**TASK TO CARRY OUT:**
When you find the word "labels" in a line of the entries, please copy the whole line.

**TASK MATERIAL:**
[Start of Attachment]
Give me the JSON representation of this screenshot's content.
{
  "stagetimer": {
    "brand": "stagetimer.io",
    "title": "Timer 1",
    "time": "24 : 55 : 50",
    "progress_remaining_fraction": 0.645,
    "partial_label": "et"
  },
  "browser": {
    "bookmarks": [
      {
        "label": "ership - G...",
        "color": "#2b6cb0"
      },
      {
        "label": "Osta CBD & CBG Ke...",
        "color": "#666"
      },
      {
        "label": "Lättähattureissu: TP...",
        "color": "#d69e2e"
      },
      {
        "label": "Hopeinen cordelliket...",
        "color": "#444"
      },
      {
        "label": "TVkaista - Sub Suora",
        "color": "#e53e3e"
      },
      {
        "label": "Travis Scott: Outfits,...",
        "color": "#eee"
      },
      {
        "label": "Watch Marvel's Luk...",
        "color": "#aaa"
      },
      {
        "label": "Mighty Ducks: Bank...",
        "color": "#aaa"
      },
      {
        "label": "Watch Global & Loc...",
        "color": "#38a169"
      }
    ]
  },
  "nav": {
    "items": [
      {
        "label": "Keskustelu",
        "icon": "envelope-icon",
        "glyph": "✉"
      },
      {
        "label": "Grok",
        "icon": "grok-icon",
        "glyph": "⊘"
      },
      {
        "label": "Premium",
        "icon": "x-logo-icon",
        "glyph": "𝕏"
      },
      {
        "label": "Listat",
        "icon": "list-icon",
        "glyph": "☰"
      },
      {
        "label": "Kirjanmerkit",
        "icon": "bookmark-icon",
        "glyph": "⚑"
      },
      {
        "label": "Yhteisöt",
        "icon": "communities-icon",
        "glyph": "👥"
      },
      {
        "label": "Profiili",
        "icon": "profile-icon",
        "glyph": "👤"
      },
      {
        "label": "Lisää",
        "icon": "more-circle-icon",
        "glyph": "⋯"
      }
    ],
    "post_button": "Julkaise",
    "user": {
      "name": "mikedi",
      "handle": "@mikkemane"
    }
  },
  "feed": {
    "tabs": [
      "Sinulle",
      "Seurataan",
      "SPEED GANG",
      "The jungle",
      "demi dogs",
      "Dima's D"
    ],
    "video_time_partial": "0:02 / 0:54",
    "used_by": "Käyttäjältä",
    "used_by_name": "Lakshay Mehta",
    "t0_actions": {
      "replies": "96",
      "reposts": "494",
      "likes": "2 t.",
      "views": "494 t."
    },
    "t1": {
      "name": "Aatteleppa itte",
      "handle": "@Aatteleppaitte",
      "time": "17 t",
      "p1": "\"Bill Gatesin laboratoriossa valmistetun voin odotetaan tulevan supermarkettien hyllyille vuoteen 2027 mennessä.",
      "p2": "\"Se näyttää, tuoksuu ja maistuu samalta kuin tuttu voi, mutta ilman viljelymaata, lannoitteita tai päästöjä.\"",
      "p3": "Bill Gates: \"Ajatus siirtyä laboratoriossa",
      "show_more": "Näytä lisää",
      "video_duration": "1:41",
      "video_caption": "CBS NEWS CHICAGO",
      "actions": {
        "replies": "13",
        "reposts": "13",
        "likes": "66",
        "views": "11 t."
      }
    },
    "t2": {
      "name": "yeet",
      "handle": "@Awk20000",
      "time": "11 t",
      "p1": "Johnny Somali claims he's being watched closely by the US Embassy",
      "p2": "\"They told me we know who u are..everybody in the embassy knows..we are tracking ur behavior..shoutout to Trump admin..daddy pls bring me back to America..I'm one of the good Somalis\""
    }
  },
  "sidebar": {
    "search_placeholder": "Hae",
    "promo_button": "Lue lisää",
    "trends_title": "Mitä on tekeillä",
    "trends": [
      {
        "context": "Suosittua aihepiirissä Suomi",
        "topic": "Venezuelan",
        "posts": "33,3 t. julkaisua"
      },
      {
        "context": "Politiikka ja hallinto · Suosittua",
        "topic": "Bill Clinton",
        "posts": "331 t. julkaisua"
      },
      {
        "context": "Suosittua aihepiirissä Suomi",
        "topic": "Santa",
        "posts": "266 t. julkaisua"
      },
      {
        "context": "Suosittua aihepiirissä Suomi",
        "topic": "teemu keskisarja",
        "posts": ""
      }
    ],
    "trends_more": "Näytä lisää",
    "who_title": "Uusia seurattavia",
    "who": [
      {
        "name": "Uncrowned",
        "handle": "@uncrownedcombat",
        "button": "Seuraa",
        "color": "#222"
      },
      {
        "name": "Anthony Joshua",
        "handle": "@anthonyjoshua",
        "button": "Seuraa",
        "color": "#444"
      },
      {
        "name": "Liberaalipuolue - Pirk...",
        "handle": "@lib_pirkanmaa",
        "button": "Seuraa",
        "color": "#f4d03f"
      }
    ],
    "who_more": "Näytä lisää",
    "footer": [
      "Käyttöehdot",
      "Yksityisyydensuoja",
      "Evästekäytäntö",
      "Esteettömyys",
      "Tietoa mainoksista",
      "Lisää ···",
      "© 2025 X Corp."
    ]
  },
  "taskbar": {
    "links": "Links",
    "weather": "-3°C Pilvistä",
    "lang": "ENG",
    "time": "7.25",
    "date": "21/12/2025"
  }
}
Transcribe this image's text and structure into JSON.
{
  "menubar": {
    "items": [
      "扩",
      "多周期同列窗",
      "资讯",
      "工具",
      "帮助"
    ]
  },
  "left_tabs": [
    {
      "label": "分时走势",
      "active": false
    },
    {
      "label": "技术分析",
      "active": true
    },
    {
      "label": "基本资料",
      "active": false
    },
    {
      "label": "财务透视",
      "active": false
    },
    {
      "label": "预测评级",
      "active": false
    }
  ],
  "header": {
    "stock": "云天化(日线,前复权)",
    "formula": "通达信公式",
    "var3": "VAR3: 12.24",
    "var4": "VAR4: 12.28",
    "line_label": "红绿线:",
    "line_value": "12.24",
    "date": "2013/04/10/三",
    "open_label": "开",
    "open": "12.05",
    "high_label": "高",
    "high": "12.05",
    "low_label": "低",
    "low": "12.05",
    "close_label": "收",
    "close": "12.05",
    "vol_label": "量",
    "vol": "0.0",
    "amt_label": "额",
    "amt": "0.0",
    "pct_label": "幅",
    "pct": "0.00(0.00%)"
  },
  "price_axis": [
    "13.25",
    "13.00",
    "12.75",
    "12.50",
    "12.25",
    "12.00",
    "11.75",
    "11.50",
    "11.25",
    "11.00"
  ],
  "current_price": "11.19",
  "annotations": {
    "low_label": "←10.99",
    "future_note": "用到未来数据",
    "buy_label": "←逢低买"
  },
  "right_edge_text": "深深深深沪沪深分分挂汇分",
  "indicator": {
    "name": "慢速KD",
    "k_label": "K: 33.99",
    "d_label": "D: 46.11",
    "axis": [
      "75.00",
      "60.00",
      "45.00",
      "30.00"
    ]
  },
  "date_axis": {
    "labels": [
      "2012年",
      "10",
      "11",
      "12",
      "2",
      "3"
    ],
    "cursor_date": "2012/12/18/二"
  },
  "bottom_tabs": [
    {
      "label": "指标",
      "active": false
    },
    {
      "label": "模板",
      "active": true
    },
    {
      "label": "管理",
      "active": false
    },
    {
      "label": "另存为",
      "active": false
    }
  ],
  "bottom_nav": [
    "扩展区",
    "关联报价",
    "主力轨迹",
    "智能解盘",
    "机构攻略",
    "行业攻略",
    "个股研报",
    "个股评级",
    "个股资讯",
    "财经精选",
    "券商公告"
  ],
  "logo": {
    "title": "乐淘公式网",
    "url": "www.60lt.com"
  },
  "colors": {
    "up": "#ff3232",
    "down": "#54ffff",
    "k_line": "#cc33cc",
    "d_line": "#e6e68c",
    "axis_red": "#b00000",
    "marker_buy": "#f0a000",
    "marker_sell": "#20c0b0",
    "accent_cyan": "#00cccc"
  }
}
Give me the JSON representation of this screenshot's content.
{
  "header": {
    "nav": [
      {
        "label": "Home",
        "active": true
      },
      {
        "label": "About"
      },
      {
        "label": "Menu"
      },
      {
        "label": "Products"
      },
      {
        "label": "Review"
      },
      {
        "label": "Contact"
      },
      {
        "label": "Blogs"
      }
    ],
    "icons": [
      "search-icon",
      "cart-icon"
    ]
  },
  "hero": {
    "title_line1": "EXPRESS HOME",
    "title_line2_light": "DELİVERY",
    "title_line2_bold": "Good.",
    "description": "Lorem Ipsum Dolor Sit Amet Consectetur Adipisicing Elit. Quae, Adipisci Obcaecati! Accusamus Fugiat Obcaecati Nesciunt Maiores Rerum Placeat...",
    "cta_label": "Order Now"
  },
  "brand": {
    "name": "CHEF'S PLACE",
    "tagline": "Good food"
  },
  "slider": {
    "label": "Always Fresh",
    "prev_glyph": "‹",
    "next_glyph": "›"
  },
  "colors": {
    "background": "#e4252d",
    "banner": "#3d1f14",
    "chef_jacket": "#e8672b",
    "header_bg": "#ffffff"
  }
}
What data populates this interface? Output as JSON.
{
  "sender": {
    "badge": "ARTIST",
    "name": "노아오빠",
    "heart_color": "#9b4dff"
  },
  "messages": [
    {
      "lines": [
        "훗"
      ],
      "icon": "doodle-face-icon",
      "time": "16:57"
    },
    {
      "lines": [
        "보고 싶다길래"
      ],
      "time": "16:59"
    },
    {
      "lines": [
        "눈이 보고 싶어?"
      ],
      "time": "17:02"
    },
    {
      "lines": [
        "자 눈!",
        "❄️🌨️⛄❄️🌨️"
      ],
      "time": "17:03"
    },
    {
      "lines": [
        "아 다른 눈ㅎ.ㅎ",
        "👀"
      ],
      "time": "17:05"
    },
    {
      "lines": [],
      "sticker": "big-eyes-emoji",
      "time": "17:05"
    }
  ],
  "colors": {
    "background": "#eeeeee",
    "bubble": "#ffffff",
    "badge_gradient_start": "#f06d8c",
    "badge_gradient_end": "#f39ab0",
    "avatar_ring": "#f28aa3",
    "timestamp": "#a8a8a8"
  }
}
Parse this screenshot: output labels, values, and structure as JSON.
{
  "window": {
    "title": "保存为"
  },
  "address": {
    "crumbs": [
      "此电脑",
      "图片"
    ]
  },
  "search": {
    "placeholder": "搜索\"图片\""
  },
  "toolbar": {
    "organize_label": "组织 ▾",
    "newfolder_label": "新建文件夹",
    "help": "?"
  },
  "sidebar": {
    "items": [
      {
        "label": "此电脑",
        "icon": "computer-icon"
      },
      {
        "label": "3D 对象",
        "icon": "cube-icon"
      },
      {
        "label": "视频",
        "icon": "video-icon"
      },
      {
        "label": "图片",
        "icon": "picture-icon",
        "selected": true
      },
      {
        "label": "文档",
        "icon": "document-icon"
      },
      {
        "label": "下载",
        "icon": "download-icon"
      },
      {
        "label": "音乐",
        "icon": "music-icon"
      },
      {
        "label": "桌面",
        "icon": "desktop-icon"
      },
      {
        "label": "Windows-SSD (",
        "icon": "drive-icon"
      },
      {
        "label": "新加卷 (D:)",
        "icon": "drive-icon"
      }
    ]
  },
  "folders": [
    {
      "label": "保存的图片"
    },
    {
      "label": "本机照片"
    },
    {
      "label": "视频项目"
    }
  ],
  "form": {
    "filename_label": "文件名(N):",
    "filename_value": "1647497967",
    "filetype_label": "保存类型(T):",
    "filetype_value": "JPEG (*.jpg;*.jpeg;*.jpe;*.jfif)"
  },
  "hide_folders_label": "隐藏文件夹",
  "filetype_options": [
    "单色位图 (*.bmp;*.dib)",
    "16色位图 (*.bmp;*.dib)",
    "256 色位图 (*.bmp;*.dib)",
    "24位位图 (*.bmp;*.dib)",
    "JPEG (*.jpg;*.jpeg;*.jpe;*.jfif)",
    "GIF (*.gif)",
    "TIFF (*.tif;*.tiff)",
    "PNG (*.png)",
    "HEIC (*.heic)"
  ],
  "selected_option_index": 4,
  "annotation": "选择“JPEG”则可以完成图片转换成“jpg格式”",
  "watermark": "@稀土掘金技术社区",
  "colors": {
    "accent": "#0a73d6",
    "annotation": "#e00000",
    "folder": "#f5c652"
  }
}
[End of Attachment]
**TASK SOLUTION:**
    "labels": [
Parse this screenshot: output labels, values, and structure as JSON.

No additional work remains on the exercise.